The land was covered in dense forests. The soil was rocky, which made farming difficult. The New England colonies had very harsh winters and mild summers. … Because the soil was rocky and the climate was often harsh, colonists in New England only farmed enough to feed their families.
How did geography affect life in the New England colonies?
Climate and Geography
Colonists in the New England colonies endured bitterly cold winters and mild summers. Land was flat close to the coastline but became hilly and mountainous farther inland. Soil was generally rocky, making farming difficult.
How did climate and geography impact the lives of colonists?
Economic activities and trade were dependent on the environment in which the colonists lived. The geography and climate impacted the trade and economic activities of Middle Colonies. … The Middle colonies are often called the breadbasket colonies because they grew so many crops, especially wheat.
What is the climate like in New England?
Most of New England has a humid continental climate with cold winters and heavy snowfall from December to February. Summers are warm with some rainfall spread throughout the year. As you move further south, you’ll get to enjoy milder climates.
What do you think the climate environment and geography is like in this colonial region Why?
New England had poor soil and a cold climate, but plenty of forests and fish. The Middle Colonies had fertile soil, a warmer climate, and rivers for trans- portation. The Southern Colonies had an even warmer climate and many waterways in the tidewater.
How did geography shape the lives of the American colonists?
Geography caused some colonies to become centers of trade, and others to output huge amounts of crops. … The crops raised here were oats, wheat, and rye. They also raised livestock. In The Mid-Atlantic colonies, there were many bays and inlets.
How does the geography and climate contribute to the development of the New York colony?
The mild climate of the New York Colony with cold winters and hot summers. This made the climate ideal for farming.
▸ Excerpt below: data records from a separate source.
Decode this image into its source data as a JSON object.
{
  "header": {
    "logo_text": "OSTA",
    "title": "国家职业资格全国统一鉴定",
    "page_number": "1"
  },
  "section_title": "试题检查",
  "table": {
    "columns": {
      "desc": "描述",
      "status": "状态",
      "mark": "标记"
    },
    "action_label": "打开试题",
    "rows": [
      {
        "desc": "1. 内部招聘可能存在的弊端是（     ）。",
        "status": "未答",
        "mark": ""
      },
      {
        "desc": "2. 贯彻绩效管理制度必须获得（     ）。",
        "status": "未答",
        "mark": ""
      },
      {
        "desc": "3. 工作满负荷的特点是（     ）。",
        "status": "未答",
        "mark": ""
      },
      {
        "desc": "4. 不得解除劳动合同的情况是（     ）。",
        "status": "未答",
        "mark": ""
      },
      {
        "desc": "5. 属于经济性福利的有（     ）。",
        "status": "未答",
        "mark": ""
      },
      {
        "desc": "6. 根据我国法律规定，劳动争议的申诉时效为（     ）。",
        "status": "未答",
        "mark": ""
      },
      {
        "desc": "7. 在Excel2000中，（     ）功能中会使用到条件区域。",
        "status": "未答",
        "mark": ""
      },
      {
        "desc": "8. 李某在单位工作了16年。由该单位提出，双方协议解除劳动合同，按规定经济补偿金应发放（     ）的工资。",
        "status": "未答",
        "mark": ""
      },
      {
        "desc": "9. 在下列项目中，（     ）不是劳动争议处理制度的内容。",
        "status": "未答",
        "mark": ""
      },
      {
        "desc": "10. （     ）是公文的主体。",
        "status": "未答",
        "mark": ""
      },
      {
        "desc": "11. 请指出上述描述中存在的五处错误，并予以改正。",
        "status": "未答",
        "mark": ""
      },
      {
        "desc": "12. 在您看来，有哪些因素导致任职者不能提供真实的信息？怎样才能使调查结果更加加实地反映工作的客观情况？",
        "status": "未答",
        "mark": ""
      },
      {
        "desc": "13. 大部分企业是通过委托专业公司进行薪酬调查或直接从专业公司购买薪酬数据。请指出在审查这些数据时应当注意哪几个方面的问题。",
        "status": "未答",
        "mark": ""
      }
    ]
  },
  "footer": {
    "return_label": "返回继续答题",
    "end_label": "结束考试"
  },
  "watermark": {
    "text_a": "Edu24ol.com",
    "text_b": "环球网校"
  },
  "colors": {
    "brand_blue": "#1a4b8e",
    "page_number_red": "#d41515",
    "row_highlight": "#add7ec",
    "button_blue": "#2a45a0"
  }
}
The cold winters made it more difficult for disease to thrive like it did in the Southern Colonies where it didn’t get as cold in the winter. … The New York Colony became a U.S. state on July 26th, 1788.
How did the geography of each region impact the lives of the people living there?
These features include vegetation, climate, the local water cycle, and land formations. Geography doesn’t just determine whether humans can live in a certain area or not, it also determines people’s lifestyles, as they adapt to the available food and climate patterns.
What is the geography like in New England?
The New England colonies were flat along the rocky coastline, which made good harbors. It became hilly and mountainous further inland. The land was covered in dense forests. The soil was rocky, which made farming difficult.
What is the climate and geography of Massachusetts?
The Massachusetts Colony was classified as one of the New England Colonies. Geography & Climate: Mountains, trees, rivers but poor rocky soil that was difficult to farm and unsuitable for crops. Mild, short summers and long, cold winters.
Why does New England have 4 seasons?
The tilt of the Earth’s axis, away from the sun in the northern winter and towards the sun in the northern summer, drives the seasonal climate, since the day-length is much longer in summer than winter and the sun is much higher in the sky.
How did geography affect the lives of the colonists in New England quizlet?
How did the geography of New England affect how people made a living? RIGHT Limited farmland and a short growing season encouraged colonists in New England to turn to fishing and shipbuilding. … WRONG Colonists began to grow and export indigo crops.
What was the climate and geography of the southern colonies?
The southern colonies were made up of mostly coastal plains and piedmont areas. The soil was good for farming and the climate was warm, including hot summers and mild winters. … The flat land was good for farming and so the landowners built very large farms called plantations.
How did the geography affect the southern colonies?
The southern colonies were hilly, with thick forests. This provided fertile soil. The fertile soil combined with the humid climate made for a perfect growing season that lasted almost all year. The colonies were filled with plantations, and that’s why they wanted slaves to do the work.